### [Records for processing]
# # # # # # #
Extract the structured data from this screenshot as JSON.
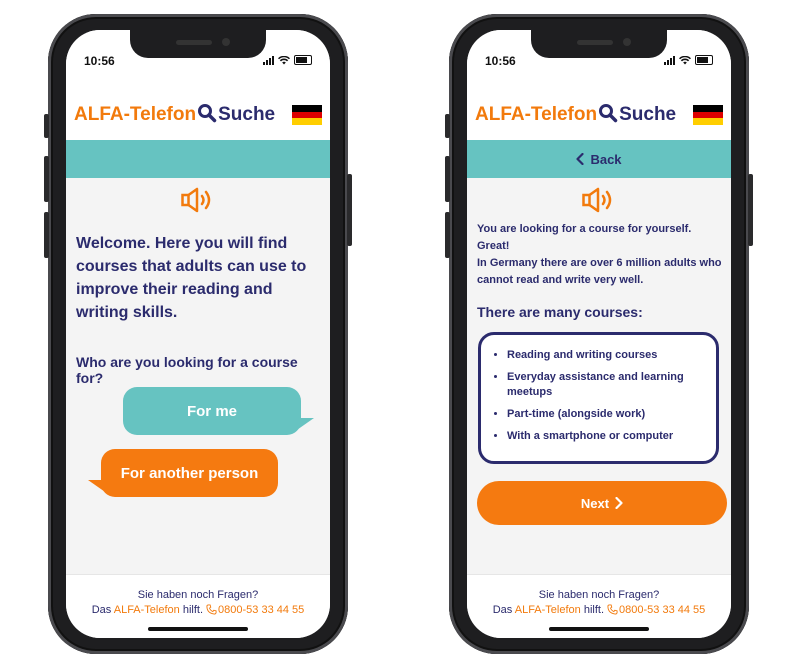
{
  "status_bar": {
    "time": "10:56"
  },
  "header": {
    "logo_left": "ALFA-Telefon",
    "logo_right": "Suche",
    "flag": {
      "colors": [
        "#000000",
        "#dd0000",
        "#ffce00"
      ],
      "country": "Germany"
    }
  },
  "colors": {
    "navy": "#2b2b6d",
    "orange": "#f57a10",
    "teal": "#66c3c1"
  },
  "screen1": {
    "speaker_icon": "speaker-icon",
    "welcome_text": "Welcome. Here you will find courses that adults can use to improve their reading and writing skills.",
    "question": "Who are you looking for a course for?",
    "option_me": "For me",
    "option_other": "For another person"
  },
  "screen2": {
    "back_label": "Back",
    "info_line1": "You are looking for a course for yourself.",
    "info_line2": "Great!",
    "info_line3": "In Germany there are over 6 million adults who cannot read and write very well.",
    "courses_title": "There are many courses:",
    "courses": [
      "Reading and writing courses",
      "Everyday assistance and learning meetups",
      "Part-time (alongside work)",
      "With a smartphone or computer"
    ],
    "next_label": "Next"
  },
  "footer": {
    "question": "Sie haben noch Fragen?",
    "prefix": "Das",
    "brand": "ALFA-Telefon",
    "suffix": "hilft.",
    "phone": "0800-53 33 44 55"
  }
}
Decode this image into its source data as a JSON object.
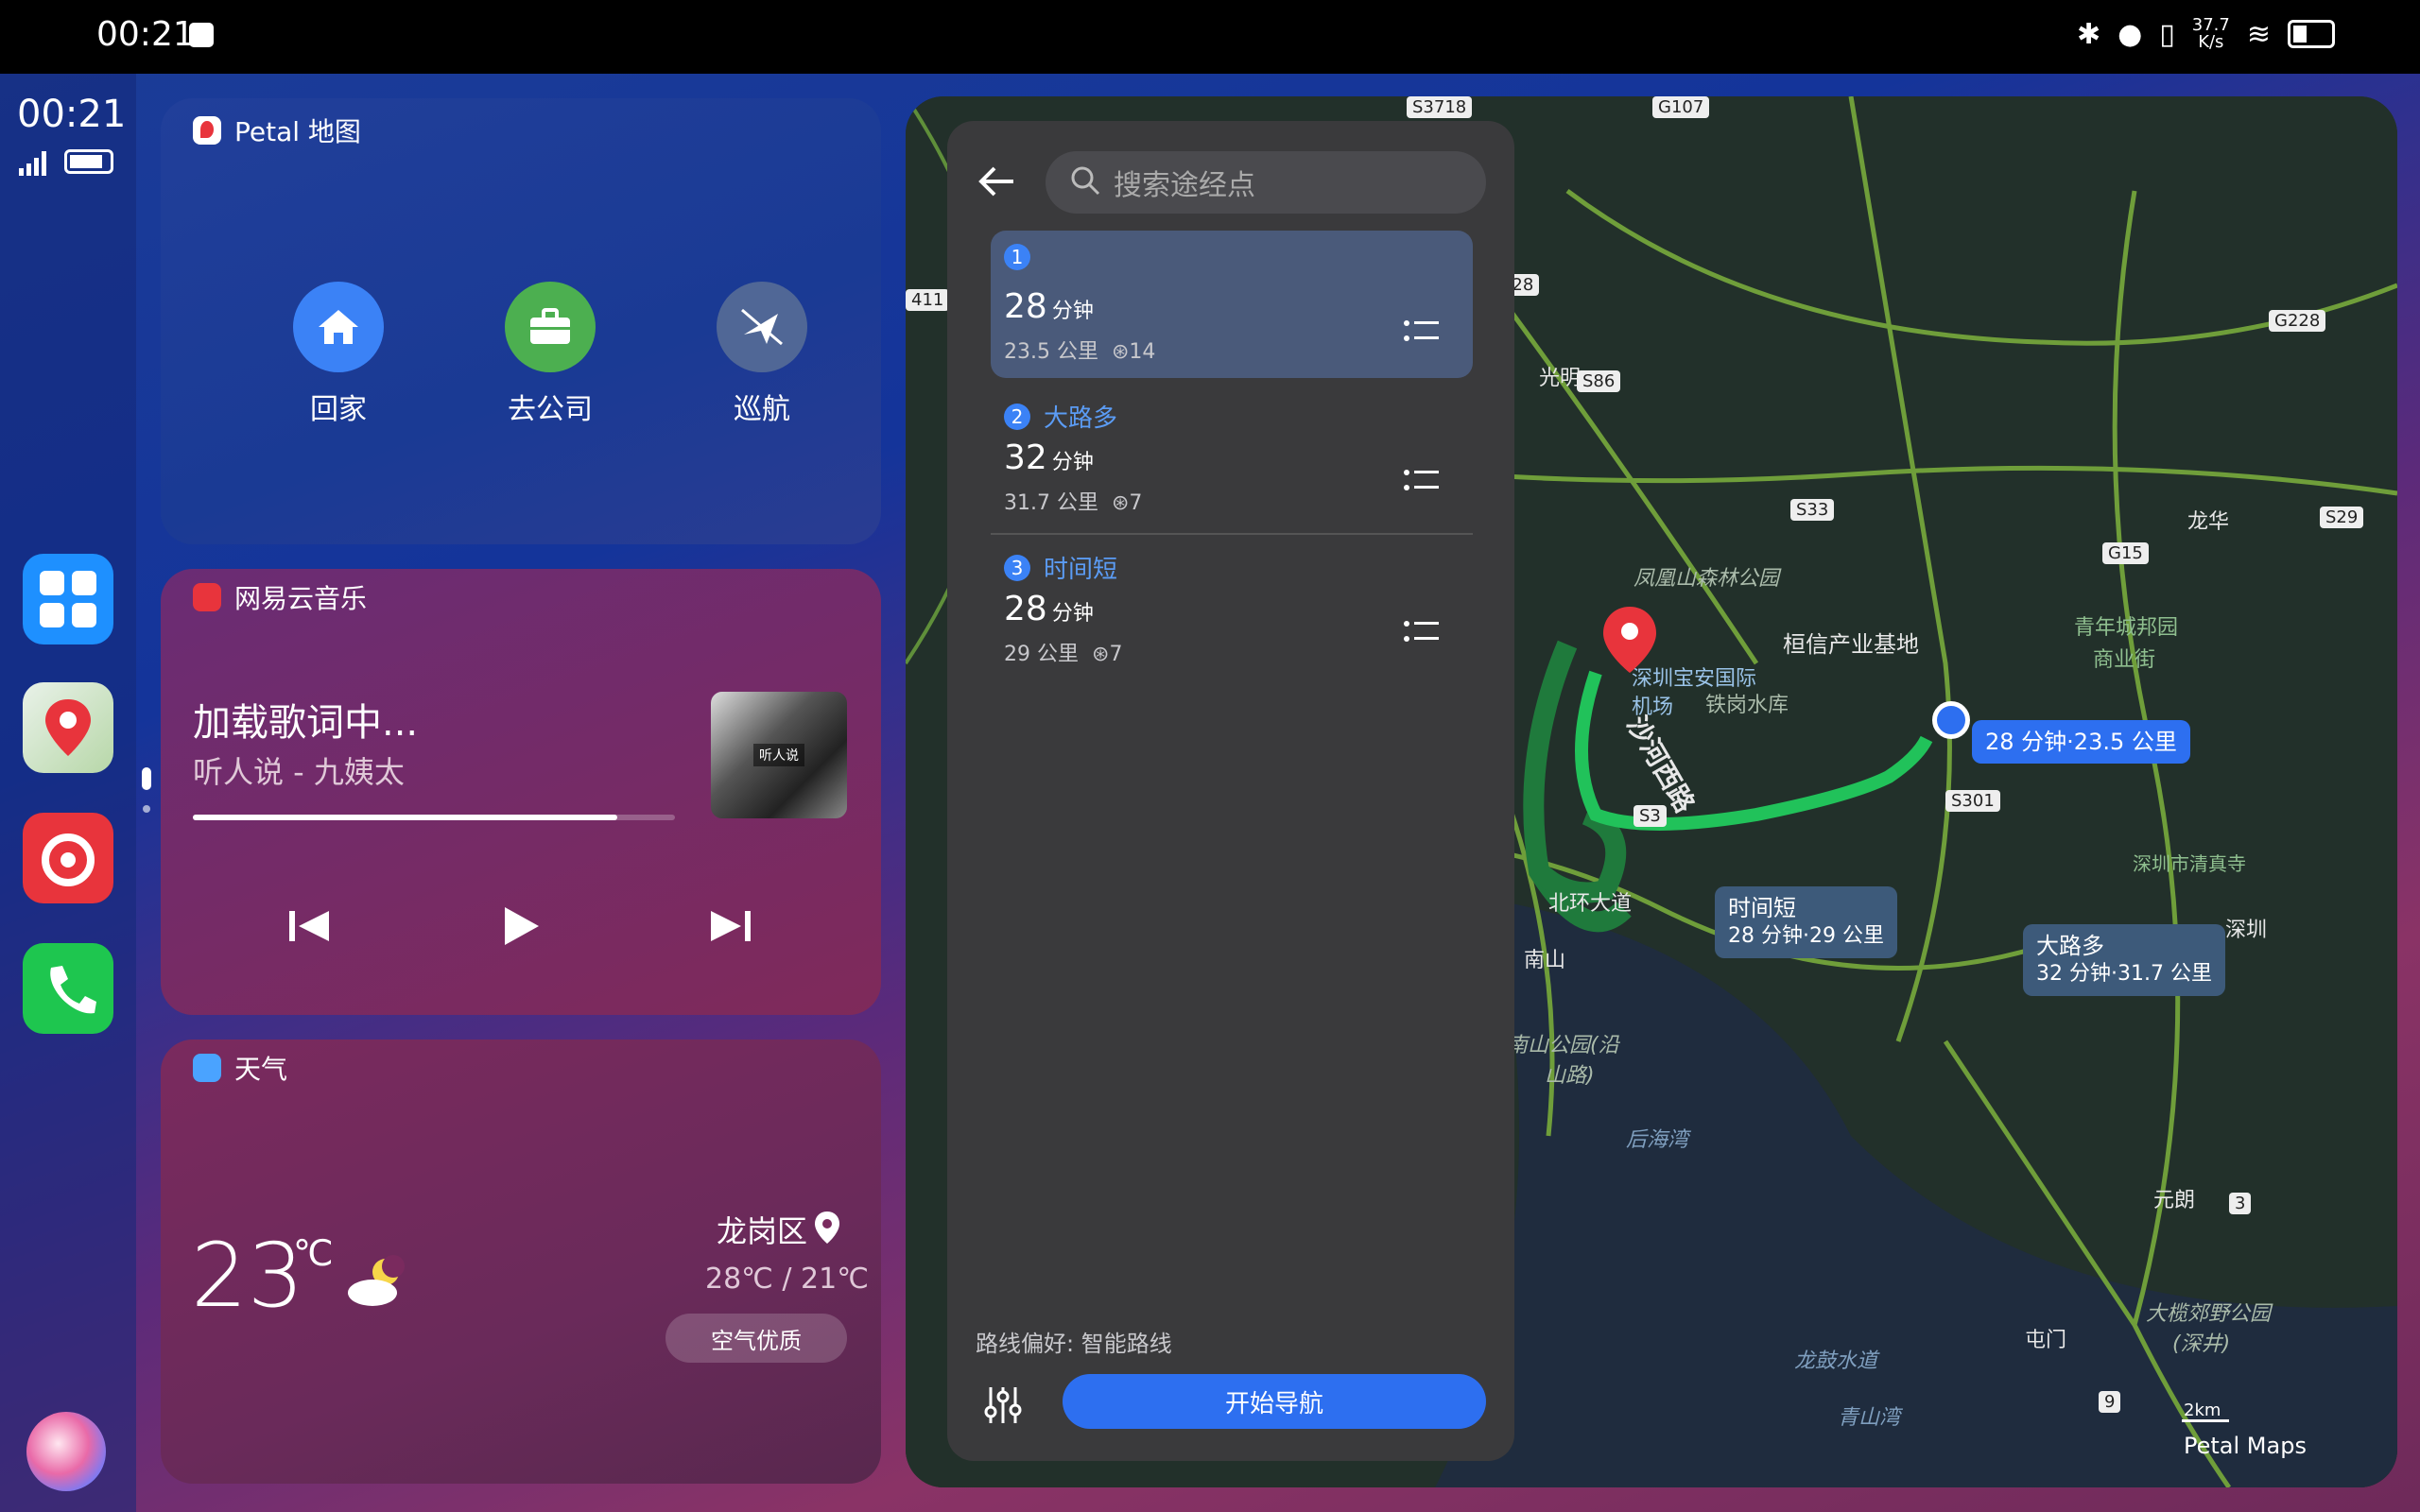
{
  "status_bar": {
    "time": "00:21",
    "net_speed_top": "37.7",
    "net_speed_bottom": "K/s"
  },
  "dock": {
    "time": "00:21"
  },
  "map_widget": {
    "title": "Petal 地图",
    "actions": [
      {
        "label": "回家"
      },
      {
        "label": "去公司"
      },
      {
        "label": "巡航"
      }
    ]
  },
  "music_widget": {
    "title": "网易云音乐",
    "lyrics": "加载歌词中...",
    "song": "听人说 - 九姨太",
    "album_text": "听人说",
    "progress": 0.88
  },
  "weather_widget": {
    "title": "天气",
    "temp": "23",
    "unit": "℃",
    "location": "龙岗区",
    "range": "28℃ / 21℃",
    "air": "空气优质"
  },
  "nav": {
    "search_placeholder": "搜索途经点",
    "routes": [
      {
        "num": "1",
        "tag": "",
        "time": "28",
        "unit": "分钟",
        "distance": "23.5 公里",
        "lights": "14"
      },
      {
        "num": "2",
        "tag": "大路多",
        "time": "32",
        "unit": "分钟",
        "distance": "31.7 公里",
        "lights": "7"
      },
      {
        "num": "3",
        "tag": "时间短",
        "time": "28",
        "unit": "分钟",
        "distance": "29 公里",
        "lights": "7"
      }
    ],
    "pref_label": "路线偏好:",
    "pref_value": "智能路线",
    "start_button": "开始导航"
  },
  "map": {
    "places": [
      "光明",
      "龙华",
      "凤凰山森林公园",
      "桓信产业基地",
      "青年城邦园",
      "商业街",
      "深圳宝安国际",
      "机场",
      "铁岗水库",
      "北环大道",
      "深圳市清真寺",
      "深圳",
      "南山",
      "南山公园(沿",
      "山路)",
      "后海湾",
      "元朗",
      "大榄郊野公园",
      "(深井)",
      "屯门",
      "龙鼓水道",
      "青山湾",
      "沙河西路"
    ],
    "road_tags": [
      "G107",
      "S3718",
      "G228",
      "G228",
      "S86",
      "S33",
      "G15",
      "S29",
      "S3",
      "S301",
      "411",
      "3",
      "9"
    ],
    "bubbles": {
      "main": "28 分钟·23.5 公里",
      "short_title": "时间短",
      "short_meta": "28 分钟·29 公里",
      "highway_title": "大路多",
      "highway_meta": "32 分钟·31.7 公里"
    },
    "scale": "2km",
    "brand": "Petal Maps"
  }
}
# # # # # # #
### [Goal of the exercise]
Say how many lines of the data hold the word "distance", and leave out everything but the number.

### [Exercise result]
3